(Material provided begins)
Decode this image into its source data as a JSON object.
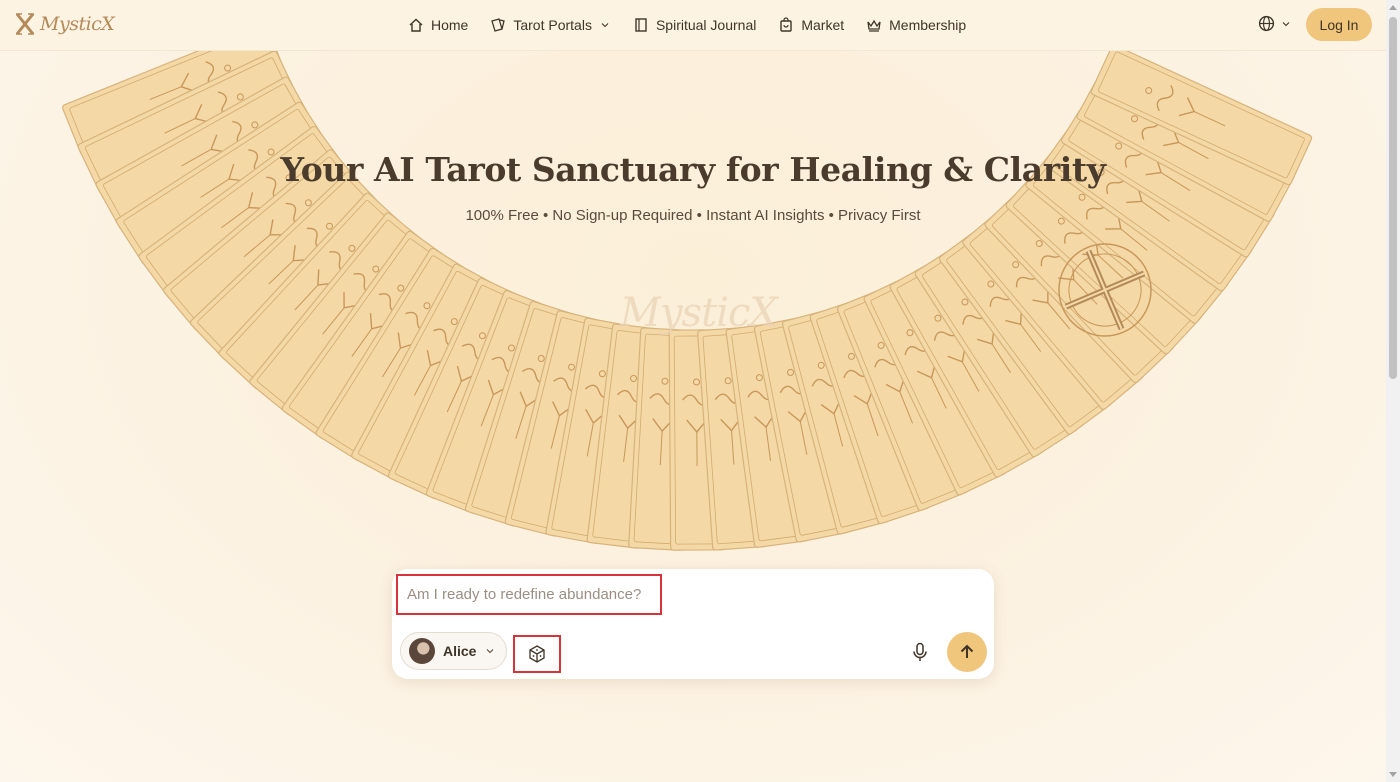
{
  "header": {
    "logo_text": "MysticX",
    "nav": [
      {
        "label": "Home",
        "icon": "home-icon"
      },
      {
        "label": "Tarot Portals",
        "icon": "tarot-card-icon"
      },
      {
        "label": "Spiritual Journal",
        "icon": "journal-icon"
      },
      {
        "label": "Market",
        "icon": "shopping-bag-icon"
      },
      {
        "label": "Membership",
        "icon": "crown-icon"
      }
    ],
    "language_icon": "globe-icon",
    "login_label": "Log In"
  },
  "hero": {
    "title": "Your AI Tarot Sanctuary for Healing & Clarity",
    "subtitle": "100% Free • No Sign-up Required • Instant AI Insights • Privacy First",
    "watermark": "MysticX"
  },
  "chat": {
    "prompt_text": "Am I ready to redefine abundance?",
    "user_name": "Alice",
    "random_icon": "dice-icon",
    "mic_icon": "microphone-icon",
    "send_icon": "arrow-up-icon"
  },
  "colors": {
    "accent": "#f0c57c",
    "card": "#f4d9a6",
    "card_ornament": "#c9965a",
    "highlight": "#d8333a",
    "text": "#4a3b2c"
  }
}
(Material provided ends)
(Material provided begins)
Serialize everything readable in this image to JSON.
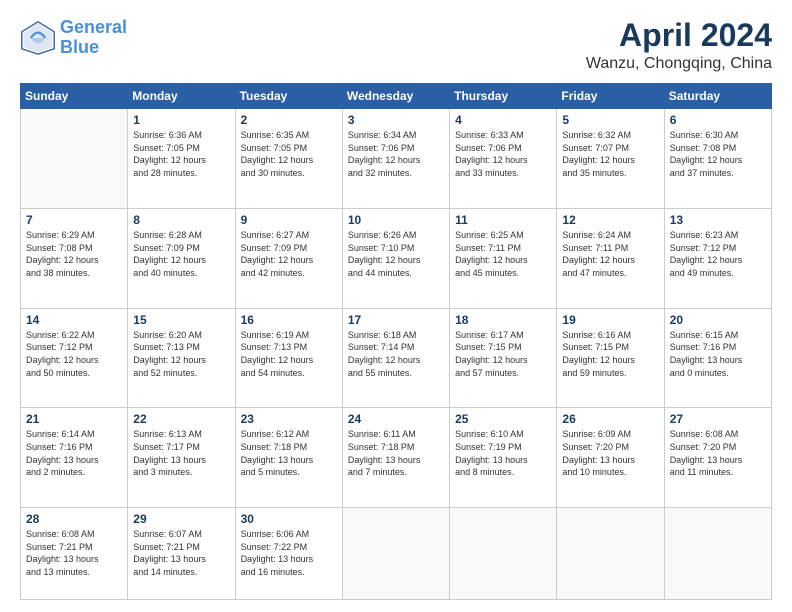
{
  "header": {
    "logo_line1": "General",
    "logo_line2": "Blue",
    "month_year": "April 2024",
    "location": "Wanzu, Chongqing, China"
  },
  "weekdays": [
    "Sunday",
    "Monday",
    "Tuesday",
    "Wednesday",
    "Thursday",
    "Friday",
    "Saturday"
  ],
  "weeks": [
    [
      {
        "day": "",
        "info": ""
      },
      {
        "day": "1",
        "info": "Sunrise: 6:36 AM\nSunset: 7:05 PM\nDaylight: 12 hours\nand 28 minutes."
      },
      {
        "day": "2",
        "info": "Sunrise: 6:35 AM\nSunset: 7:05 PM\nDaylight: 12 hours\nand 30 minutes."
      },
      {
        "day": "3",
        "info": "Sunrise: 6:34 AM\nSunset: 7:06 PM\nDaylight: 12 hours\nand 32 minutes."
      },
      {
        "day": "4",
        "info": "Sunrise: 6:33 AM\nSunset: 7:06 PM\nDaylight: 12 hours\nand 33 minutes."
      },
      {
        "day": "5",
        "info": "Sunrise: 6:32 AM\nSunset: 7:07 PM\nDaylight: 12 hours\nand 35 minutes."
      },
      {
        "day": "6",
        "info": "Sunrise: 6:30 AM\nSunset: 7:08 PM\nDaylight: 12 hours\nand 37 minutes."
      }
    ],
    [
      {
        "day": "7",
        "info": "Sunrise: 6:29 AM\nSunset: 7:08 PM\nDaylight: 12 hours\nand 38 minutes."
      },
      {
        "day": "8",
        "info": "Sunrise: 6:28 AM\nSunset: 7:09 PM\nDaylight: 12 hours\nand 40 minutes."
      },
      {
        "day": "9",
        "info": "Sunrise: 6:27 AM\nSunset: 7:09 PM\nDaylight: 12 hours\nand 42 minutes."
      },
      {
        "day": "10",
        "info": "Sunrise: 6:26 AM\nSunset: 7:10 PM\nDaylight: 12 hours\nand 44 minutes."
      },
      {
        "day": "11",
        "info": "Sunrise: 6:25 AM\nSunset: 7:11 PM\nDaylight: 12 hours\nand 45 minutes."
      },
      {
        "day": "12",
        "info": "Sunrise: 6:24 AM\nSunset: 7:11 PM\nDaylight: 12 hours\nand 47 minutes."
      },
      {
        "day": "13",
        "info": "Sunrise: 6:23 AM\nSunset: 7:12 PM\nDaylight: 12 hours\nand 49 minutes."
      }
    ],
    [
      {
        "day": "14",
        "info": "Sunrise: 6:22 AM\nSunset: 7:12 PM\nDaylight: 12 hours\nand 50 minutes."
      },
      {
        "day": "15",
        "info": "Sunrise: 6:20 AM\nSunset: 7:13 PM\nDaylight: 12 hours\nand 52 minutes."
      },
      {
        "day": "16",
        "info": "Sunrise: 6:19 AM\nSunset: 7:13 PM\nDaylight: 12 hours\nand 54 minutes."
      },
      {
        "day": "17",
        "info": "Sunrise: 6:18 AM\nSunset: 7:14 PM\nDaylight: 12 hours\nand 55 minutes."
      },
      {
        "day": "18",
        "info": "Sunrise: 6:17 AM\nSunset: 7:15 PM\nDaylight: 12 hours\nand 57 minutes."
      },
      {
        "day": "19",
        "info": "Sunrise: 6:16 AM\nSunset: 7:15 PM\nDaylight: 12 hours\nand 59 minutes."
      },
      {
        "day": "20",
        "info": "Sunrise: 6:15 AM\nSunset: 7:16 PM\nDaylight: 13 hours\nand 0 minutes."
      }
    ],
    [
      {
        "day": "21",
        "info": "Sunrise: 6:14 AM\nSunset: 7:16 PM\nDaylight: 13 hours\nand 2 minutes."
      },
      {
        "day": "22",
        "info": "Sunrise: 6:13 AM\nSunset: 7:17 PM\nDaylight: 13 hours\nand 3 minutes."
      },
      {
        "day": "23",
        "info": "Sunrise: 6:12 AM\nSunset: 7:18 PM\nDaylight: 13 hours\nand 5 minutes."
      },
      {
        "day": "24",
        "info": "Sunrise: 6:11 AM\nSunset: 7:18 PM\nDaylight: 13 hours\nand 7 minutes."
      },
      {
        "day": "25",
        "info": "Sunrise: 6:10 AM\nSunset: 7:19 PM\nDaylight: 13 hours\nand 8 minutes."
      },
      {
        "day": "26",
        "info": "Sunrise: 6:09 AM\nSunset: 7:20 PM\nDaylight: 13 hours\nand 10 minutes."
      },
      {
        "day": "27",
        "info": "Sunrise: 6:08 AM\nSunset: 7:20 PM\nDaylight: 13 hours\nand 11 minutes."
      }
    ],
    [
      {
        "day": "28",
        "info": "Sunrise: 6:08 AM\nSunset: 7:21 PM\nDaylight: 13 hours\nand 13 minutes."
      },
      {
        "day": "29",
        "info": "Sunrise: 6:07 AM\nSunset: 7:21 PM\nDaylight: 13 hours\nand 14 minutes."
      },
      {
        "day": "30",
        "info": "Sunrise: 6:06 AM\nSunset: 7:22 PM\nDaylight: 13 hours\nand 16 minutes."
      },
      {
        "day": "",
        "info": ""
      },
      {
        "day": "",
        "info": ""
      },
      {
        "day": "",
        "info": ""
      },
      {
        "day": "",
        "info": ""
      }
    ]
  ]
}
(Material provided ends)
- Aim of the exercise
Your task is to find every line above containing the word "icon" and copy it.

- Response to this task
        "icon": "home-icon"
        "icon": "tarot-card-icon"
        "icon": "journal-icon"
        "icon": "shopping-bag-icon"
        "icon": "crown-icon"
    "language_icon": "globe-icon",
    "random_icon": "dice-icon",
    "mic_icon": "microphone-icon",
    "send_icon": "arrow-up-icon"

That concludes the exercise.